=== Task details ===
Show every line of the data that includes the word "Preben".
=== Begin Enclosure ===
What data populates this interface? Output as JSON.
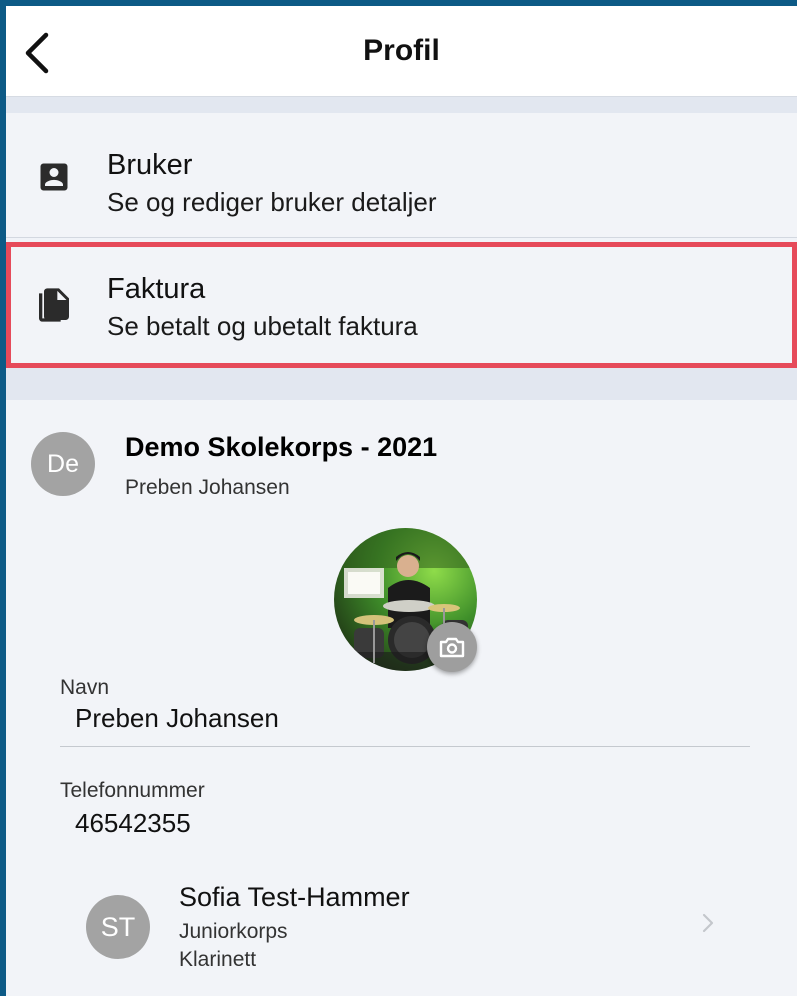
{
  "header": {
    "title": "Profil",
    "back_icon": "chevron-left-icon"
  },
  "menu": [
    {
      "title": "Bruker",
      "subtitle": "Se og rediger bruker detaljer",
      "icon": "account-box-icon"
    },
    {
      "title": "Faktura",
      "subtitle": "Se betalt og ubetalt faktura",
      "icon": "documents-icon",
      "highlighted": true
    }
  ],
  "organization": {
    "avatar_initials": "De",
    "name": "Demo Skolekorps - 2021",
    "user": "Preben Johansen"
  },
  "profile": {
    "photo_icon": "profile-photo",
    "camera_icon": "camera-icon",
    "fields": [
      {
        "label": "Navn",
        "value": "Preben Johansen"
      },
      {
        "label": "Telefonnummer",
        "value": "46542355"
      }
    ]
  },
  "members": [
    {
      "initials": "ST",
      "name": "Sofia Test-Hammer",
      "group": "Juniorkorps",
      "instrument": "Klarinett"
    }
  ],
  "colors": {
    "frame": "#0d5a86",
    "background": "#f0f3f8",
    "highlight": "#e64a5a",
    "avatar": "#a3a3a3"
  }
}
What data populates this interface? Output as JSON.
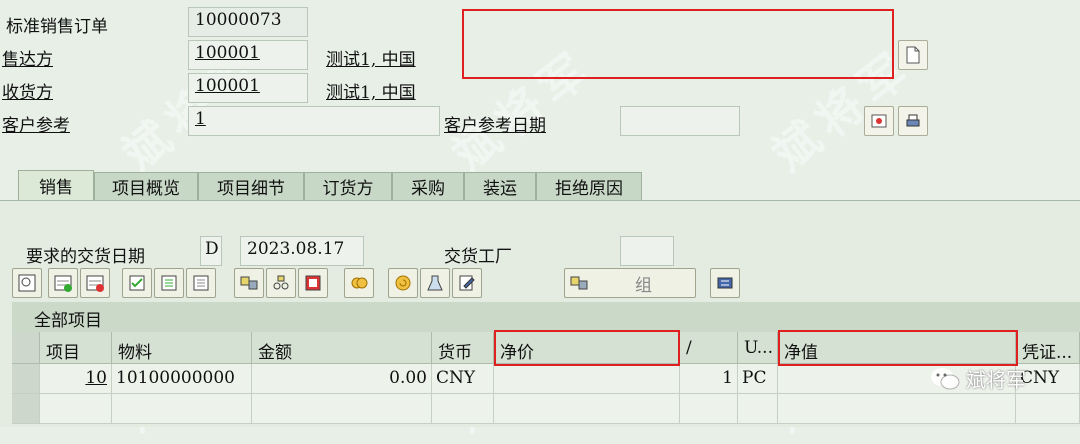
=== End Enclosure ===
=== Solution to this exercise ===
    "user": "Preben Johansen"
        "value": "Preben Johansen"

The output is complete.